On the other side, there is the cooling solution of this laptop – executed at another level. It uses two different spots to exhaust the hot air from it – one on the side and one blowing towards the screen. What is more important is that it manages to deal with the Core i7-8565U like a boss. It has no problem maintaining 3.80 GHz for a significant amount of time, while the temperature doesn’t go a lot above 80C. At first, it does sound pretty quiet, but if you do some graphically intensive work, the real deal comes in play – imagine how an Arab sheik feels when all of his wives start hair drying their hair together. Sadly, the noise isn’t the only drawback from this, as a lot of the heat hits the display, which may result in some damage later on.

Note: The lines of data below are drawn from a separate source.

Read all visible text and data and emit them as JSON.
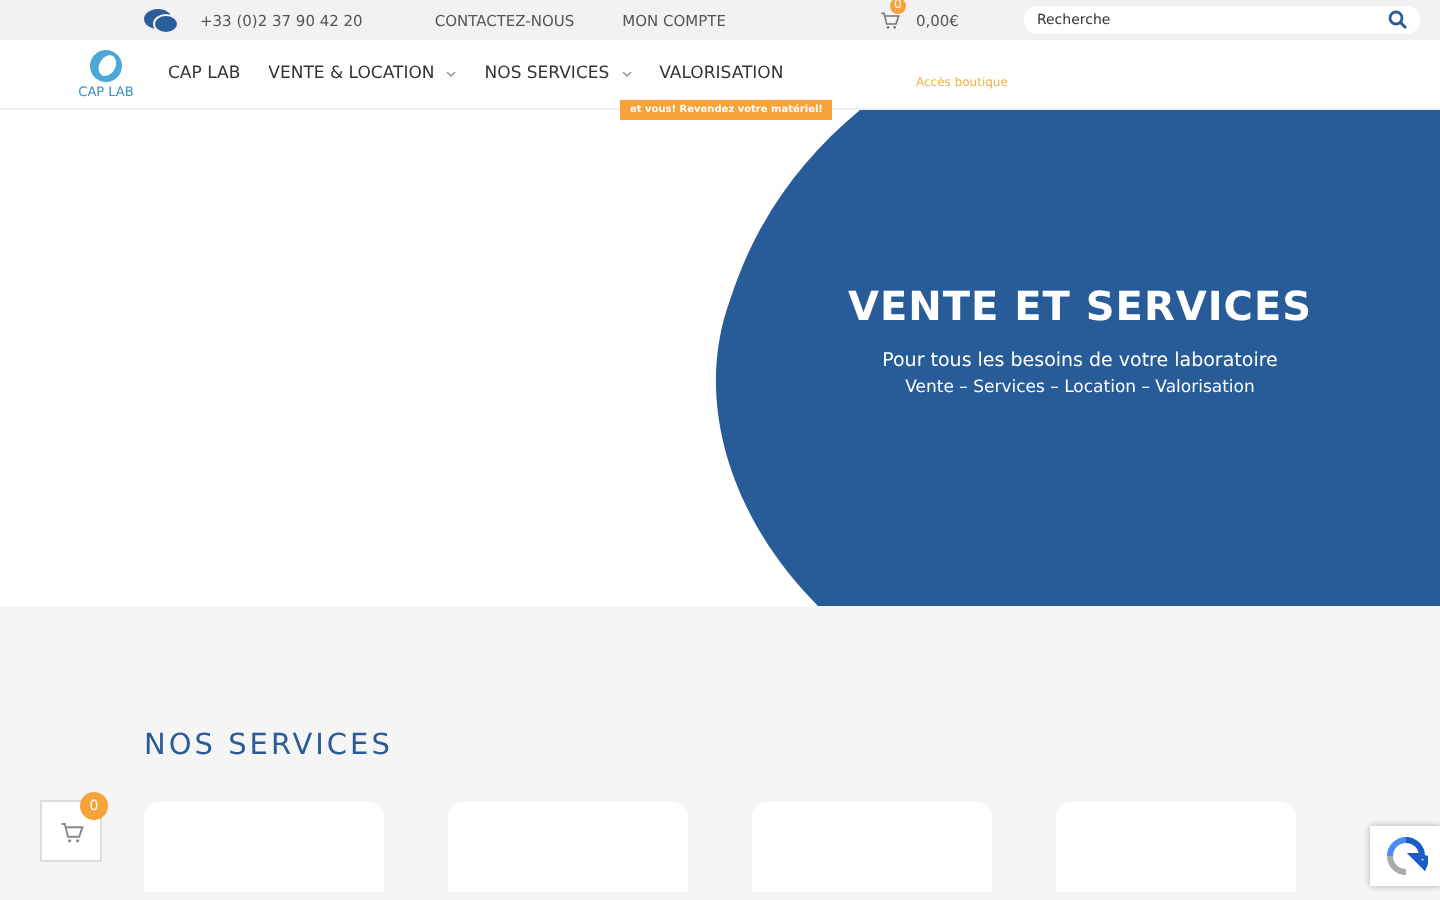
{
  "topbar": {
    "phone": "+33 (0)2 37 90 42 20",
    "links": [
      "CONTACTEZ-NOUS",
      "MON COMPTE"
    ],
    "cart_count": "0",
    "cart_total": "0,00€",
    "search": {
      "placeholder": "Recherche"
    }
  },
  "nav": {
    "logo": "CAP LAB",
    "items": [
      {
        "label": "CAP LAB",
        "dropdown": false
      },
      {
        "label": "VENTE & LOCATION",
        "dropdown": true
      },
      {
        "label": "NOS SERVICES",
        "dropdown": true
      },
      {
        "label": "VALORISATION",
        "dropdown": false
      }
    ],
    "promo": "et vous! Revendez votre matériel!",
    "shop_link": "Accès boutique"
  },
  "hero": {
    "title": "VENTE ET SERVICES",
    "subtitle": "Pour tous les besoins de votre laboratoire",
    "tagline": "Vente – Services – Location – Valorisation"
  },
  "services": {
    "title": "NOS SERVICES"
  },
  "floating_cart": {
    "count": "0"
  }
}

Screen-wise, ZenBook 15 UX533 is equipped with a good 1080p panel (BOE NV156FHM-N63 (BOE07D8)), with punchy but rather accurate colors (especially with our Gaming and Web design profile), good contrast ratio, 92% of sRGB coverage and no flickering, whatsoever. Add the near 14-hour web browsing battery life and you end up with a pretty strong contender. Definitely, one of the great devices you can get for this amount of money. However, let us remind you of the 15-inch convertible HP Spectre x360 15 (15-df0000), which offers similar performance, even better battery life and a 4K touchscreen monitor at about the same price. However, it is both thicker and substantially heavier than the ASUS ZenBook 15 UX533.
- Beautiful design with an ultra-small footprint
- Unprecedented performance delivery from the Core i7-8565U model
- Adequate screen with 92% sRGB coverage and no harmful flickering (BOE NV156FHM-N63 (BOE07D8))
- Backlit NumPad-equipped keyboard appealing to fast typers
- GTX 1050 Max-Q version is perfect for video editing
- Around 14 hours of web browsing on battery power
- Potent cooling solution
- Too thin – not sturdy enough material results in some bends during handling
- A lot of heat may expose the display for preliminary issues
- Loud fan noise under graphically intensive work
- Lack of Thunderbolt support
You can check the prices and configurations in our Specs System: https://laptopmedia.com/series/asus-zenbook-15-ux533/